Game Eleven Recap
After four close wins that all demanded David Aardsma to preserve a lead in the ninth inning, that was a nice change.
Let’s start with Felix. For the first three innings, he pitched as well as is humanly possible. This wasn’t the Felix we saw in years past, where he’d just pound the zone with fastballs and take a beating early. He went after Austin Jackson with two sinkers, then a curve and a change-up for the strikeout. He setup Johnny Damon with a couple of sinkers, then threw him an 0-2 curve before blowing him away with a four seam fastball up and away. He established his fastball, but he didn’t make it the only pitch in his repertoire.
Even in the fourth, he didn’t pitch badly despite giving up two runs. Jackson hit a flare up the middle for an infield single, and then Damon hit a groundball that’s an easy out if Kotchman isn’t holding the runner on. Miguel Cabrera took a fastball at the knees into the gap for a double, but that’s why he’s one of the best hitters in baseball. With the tying run at second base, Felix busted out the nasty stuff, and stranded Cabrera in scoring position.
He wasn’t as efficient as he could have been, especially with the big lead, but this was one of those nights where the other team didn’t stand much of a chance. He was overpowering, racking up nine strikeouts and simply looking unhittable for long stretches. The Tigers weren’t winning tonight. Not with that version of Felix on the mound.
Of course, the M’s didn’t need Felix to pitch a shutout tonight, because the offense busted out for 11 runs, which didn’t seem possible for the first ten games of the season. The top of the order showed how this team is going to create runs this year, as Ichiro, Figgins, and Gutierrez combined to go 5 for 11 with 3 walks and a couple of stolen bases. You don’t need Adrian Gonzalez to drive in runs when your top three hitters get on base eight times. The M’s still didn’t show any power, with only the one extra base hit, but six walks and 11 singles work too. The M’s won’t always find this many holes, but neither will they always hit every ball right at someone like they did the first week of the season. Regression to the mean can be fun when you’ve been running overly cold, and that’s basically what we saw tonight.

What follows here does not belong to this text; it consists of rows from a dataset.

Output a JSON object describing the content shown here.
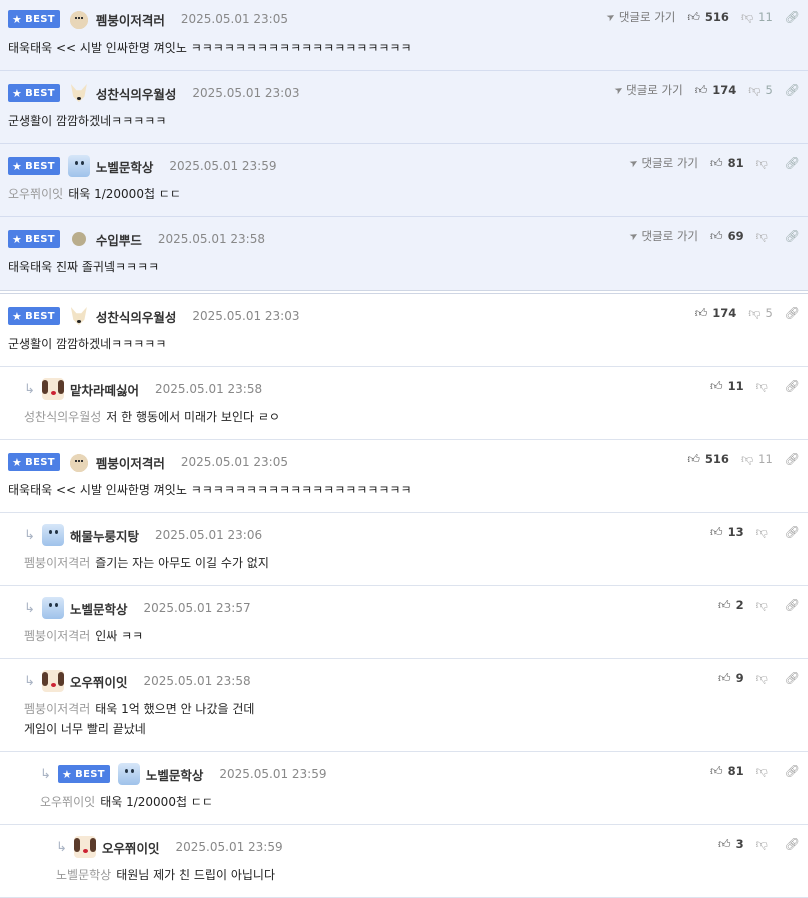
{
  "labels": {
    "best": "BEST",
    "goto_reply": "댓글로 가기"
  },
  "icons": {
    "best_star": "star-icon",
    "goto": "send-icon",
    "upvote": "thumbs-up-icon",
    "downvote": "thumbs-down-icon",
    "link": "link-icon",
    "reply": "reply-arrow-icon"
  },
  "colors": {
    "best_badge": "#4c7fe5",
    "best_background": "#eef2fb",
    "mention": "#999999"
  },
  "best_comments": [
    {
      "nick": "펨붕이저격러",
      "date": "2025.05.01 23:05",
      "mention": "",
      "text": "태욱태욱 << 시발 인싸한명 껴잇노 ㅋㅋㅋㅋㅋㅋㅋㅋㅋㅋㅋㅋㅋㅋㅋㅋㅋㅋㅋㅋ",
      "up": "516",
      "down": "11"
    },
    {
      "nick": "성찬식의우월성",
      "date": "2025.05.01 23:03",
      "mention": "",
      "text": "군생활이 깜깜하겠네ㅋㅋㅋㅋㅋ",
      "up": "174",
      "down": "5"
    },
    {
      "nick": "노벨문학상",
      "date": "2025.05.01 23:59",
      "mention": "오우쮜이잇",
      "text": "태욱 1/20000첩 ㄷㄷ",
      "up": "81",
      "down": ""
    },
    {
      "nick": "수입뿌드",
      "date": "2025.05.01 23:58",
      "mention": "",
      "text": "태욱태욱 진짜 졸귀넼ㅋㅋㅋㅋ",
      "up": "69",
      "down": ""
    }
  ],
  "comments": [
    {
      "nick": "성찬식의우월성",
      "date": "2025.05.01 23:03",
      "mention": "",
      "text": "군생활이 깜깜하겠네ㅋㅋㅋㅋㅋ",
      "up": "174",
      "down": "5"
    },
    {
      "nick": "맡차라떼싫어",
      "date": "2025.05.01 23:58",
      "mention": "성찬식의우월성",
      "text": "저 한 행동에서 미래가 보인다 ㄹㅇ",
      "up": "11",
      "down": ""
    },
    {
      "nick": "펨붕이저격러",
      "date": "2025.05.01 23:05",
      "mention": "",
      "text": "태욱태욱 << 시발 인싸한명 껴잇노 ㅋㅋㅋㅋㅋㅋㅋㅋㅋㅋㅋㅋㅋㅋㅋㅋㅋㅋㅋㅋ",
      "up": "516",
      "down": "11"
    },
    {
      "nick": "해물누룽지탕",
      "date": "2025.05.01 23:06",
      "mention": "펨붕이저격러",
      "text": "즐기는 자는 아무도 이길 수가 없지",
      "up": "13",
      "down": ""
    },
    {
      "nick": "노벨문학상",
      "date": "2025.05.01 23:57",
      "mention": "펨붕이저격러",
      "text": "인싸 ㅋㅋ",
      "up": "2",
      "down": ""
    },
    {
      "nick": "오우쮜이잇",
      "date": "2025.05.01 23:58",
      "mention": "펨붕이저격러",
      "text": "태욱 1억 했으면 안 나갔을 건데",
      "text2": "게임이 너무 빨리 끝났네",
      "up": "9",
      "down": ""
    },
    {
      "nick": "노벨문학상",
      "date": "2025.05.01 23:59",
      "mention": "오우쮜이잇",
      "text": "태욱 1/20000첩 ㄷㄷ",
      "up": "81",
      "down": ""
    },
    {
      "nick": "오우쮜이잇",
      "date": "2025.05.01 23:59",
      "mention": "노벨문학상",
      "text": "태원님 제가 친 드립이 아닙니다",
      "up": "3",
      "down": ""
    }
  ]
}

Of all the hitters to single out, I’m going to go with Rob Johnson. A year ago, he combined a lack of power and contact ability with a frustratingly terrible approach at the plate. He chased pitches out of the zone and regularly got himself out, rarely worked counts, and was generally useless at the plate. He’s shown significantly more selectivity this year, and tonight, drew his fourth and fifth walks of the season, despite having just 23 plate appearances. He still can’t hit, but it seems like he may have learned that he can’t hit, and he’s now willing to adopt the Chone Figgins approach, rarely swinging unless he has to. Given his skillset, that’s not a bad idea. He’s still going to find new and creative ways to frustrate us with passed balls and easy drops, but if he’s willing to take the free pass when its offered, he might yet turn out to be moderately useful.
M’s go for .500 tomorrow, but they do it against Justin Verlander, who is the Tigers version of Felix. He has knockout stuff, but also can run up high pitch counts and get himself out of the game in the 6th inning against teams who are willing to make him work. Be nice to see the M’s steal one and even up the record, which should finally silence the last of the crazies who were freaking out a few days ago.